CHICAGO (AP) — Once LeBron James and Dwyane Wade took over the game, the Chicago Bulls didn’t stand a chance.Miami’s two biggest stars played like it Thursday night, scoring all but two of the Heat’s points in an 18-3 run that turned a 12-point deficit late in the fourth quarter into an 83-80 victory and a spot in the NBA finals. They combined for 22 points in the final period — the rest of the Heat had four — and were merciless defensively on Derrick Rose, including James’ block of the MVP’s last-ditch shot.
“We have some special players that, when we needed some big-time plays to save us, they were able to do that,” Heat coach Erik Spoelstra said.
If only Wade and James could remember it.
“We want to watch the last four minutes of the game and see what happened,” James said. “It went so fast.”

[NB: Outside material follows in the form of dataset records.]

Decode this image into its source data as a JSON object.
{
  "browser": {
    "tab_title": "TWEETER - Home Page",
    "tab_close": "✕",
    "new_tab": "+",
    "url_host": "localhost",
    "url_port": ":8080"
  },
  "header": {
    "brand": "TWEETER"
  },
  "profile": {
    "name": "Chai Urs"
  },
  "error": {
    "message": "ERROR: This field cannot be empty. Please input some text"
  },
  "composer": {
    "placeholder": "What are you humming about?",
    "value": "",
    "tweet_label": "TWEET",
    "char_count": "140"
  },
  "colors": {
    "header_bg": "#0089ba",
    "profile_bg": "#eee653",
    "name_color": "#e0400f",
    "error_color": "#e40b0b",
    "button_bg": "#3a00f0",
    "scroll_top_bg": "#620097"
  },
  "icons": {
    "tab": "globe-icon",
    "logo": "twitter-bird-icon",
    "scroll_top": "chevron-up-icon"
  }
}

Furious, too. James scored 12 of his 28 in the fourth quarter while Wade went 4 for 5 in the final period. He scored 10 of his 21 points in the final period.
Now it’s on to the NBA finals, where the Heat will face the Dallas Mavericks in a rematch of 2006, when Miami won its only title. Game 1 is Tuesday in Miami.
That it was James and Wade delivering down the stretch was only fitting. With apologies to Chris Bosh, they are the biggest stars in Miami — the entire NBA, really — and this is what everyone expected since they teamed up last summer. Forces on their own in Miami and Cleveland, they saw when they played together at the Beijing Olympics how dominant they could be if they combined efforts.
So Wade spurned his hometown Bulls to stay in Miami. And James spurned his entire hometown.
“I understand a lot of the backlash. I also understand I did what was best for me, best for my family,” James said. “I wanted to team up with guys that would never die down in the moment. … D-Wade came to me and said it was possible, and we made it happen.”
And in the most dramatic of fashions, of course.
After all, these are the same guys whose introduction party in Miami was a spectacle usually only seen with rock stars.
“They’re Hollywood as hell,” Joakim Noah said, “but they’re very good at the same time.”
Wade is a proud Chicago native, growing up on the South Side, going to school at Marquette in nearby Milwaukee and coming back for part of the offseason. He even flirted with the Bulls during last summer’s free agency free-for-all. But playing in his hometown has always been a challenge for Wade — he came into the game shooting just 43 per cent in 22 career games at the United centre — and it was no different early on.
He was 2 of 8 for 11 points through the first three quarters, and had tied his playoff career high with nine turnovers. When he went in for a fast-break with five minutes left, only to watch the ball roll off the rim, it seemed to sum up his night and his woes in Chicago.
When Ronnie Brewer made a 3-pointer a minute later to give Chicago a 12-point lead, it looked as if James, Wade and the Heat would be taking the series back to South Beach.
“We don’t even know what happened,” Wade said. “I just remember in the timeout (after Brewer’s 3), our coaches looked at us and said, ‘We’ve done this before. We’ve gone on 12- or 14-point runs. Just believe.’ That’s all I remember.”
Wade banked in a shot, and the Heat were off and running. Wade stole the ball from Rose at the other end, and raced back downcourt for a layup. He then fed James for a 3-pointer, cutting Chicago’s lead to 77-72.
After a pretty turnaround by Rose, Wade drilled a 3-pointer from what seemed like half-court. He drew a foul from Rose in the process and made the free throw for the four-point play.
“(Wade’s) got something different, a different makeup inside of him. He’s able to rise up to the occasion no matter what’s happening during a game,” Spoelstra said. “When it’s winning time, there’s really not many players better than him in the last two minutes.”
Not to be outdone, James made his own long-range shot to tie the game at 79 with 1:07 left. He then forced Rose into another bad pass, and scored on a long jumper, giving the Heat its first lead since late in the first quarter.
Rose had a chance to tie the game in the closing seconds, but James — who stands a good 5 inches taller — was relentless. He got in Rose’s face and refused to budge, forcing Rose to put up a bad shot that wasn’t anywhere close to being good.
When the final buzzer sounded, Wade and James found each other at halfcourt and embraced.
“There’s no sense of relief right now,” James said. “We have a lot of work to do still, and we look forward to the challenge.”